Pick every line out of the entries below that has the string "left", and copy it.
────────────────
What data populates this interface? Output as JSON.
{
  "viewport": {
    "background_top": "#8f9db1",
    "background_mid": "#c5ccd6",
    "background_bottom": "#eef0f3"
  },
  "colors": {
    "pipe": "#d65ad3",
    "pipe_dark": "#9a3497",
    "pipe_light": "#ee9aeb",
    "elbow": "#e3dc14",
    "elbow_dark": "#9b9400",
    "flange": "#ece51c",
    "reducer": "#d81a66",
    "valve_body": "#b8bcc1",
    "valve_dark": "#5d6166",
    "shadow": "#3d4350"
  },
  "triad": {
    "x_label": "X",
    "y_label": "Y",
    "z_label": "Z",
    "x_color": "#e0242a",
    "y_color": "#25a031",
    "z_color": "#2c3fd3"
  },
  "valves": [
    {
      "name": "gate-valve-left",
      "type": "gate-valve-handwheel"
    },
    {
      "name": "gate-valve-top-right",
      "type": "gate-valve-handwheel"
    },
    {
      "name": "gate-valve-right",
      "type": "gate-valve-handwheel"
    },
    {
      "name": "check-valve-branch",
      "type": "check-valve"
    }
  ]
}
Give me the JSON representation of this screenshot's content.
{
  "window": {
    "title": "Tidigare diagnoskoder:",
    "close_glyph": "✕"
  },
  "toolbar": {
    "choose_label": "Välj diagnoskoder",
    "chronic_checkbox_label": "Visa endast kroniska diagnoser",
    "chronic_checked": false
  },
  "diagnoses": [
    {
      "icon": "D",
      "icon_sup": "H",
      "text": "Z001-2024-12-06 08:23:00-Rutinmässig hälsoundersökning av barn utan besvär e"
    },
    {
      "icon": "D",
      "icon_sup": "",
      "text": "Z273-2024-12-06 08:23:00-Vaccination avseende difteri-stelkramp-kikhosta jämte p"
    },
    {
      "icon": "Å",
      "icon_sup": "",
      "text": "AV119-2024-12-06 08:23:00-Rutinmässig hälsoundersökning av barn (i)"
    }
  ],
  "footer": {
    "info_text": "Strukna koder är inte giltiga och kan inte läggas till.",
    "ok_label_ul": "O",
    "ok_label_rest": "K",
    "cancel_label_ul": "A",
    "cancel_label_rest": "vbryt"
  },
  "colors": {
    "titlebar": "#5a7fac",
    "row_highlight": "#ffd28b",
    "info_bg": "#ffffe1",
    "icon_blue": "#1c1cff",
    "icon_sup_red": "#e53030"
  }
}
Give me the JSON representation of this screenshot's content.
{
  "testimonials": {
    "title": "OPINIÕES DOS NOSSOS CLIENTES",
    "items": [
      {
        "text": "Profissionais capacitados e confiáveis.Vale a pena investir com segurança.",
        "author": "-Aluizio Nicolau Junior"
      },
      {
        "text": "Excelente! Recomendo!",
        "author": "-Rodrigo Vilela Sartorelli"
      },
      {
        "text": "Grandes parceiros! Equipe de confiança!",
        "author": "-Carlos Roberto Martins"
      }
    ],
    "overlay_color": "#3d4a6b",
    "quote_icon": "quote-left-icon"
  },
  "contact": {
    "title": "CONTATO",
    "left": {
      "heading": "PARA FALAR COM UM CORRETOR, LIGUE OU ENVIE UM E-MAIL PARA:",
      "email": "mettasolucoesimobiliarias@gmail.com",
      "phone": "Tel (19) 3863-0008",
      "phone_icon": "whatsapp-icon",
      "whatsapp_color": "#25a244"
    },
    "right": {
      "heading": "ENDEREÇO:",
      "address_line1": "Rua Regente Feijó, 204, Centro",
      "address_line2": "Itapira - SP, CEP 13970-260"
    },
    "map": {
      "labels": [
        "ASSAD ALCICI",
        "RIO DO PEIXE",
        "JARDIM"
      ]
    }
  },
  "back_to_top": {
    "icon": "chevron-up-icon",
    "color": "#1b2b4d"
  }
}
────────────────
Completed exercise:
      "name": "gate-valve-left",
    "quote_icon": "quote-left-icon"
    "left": {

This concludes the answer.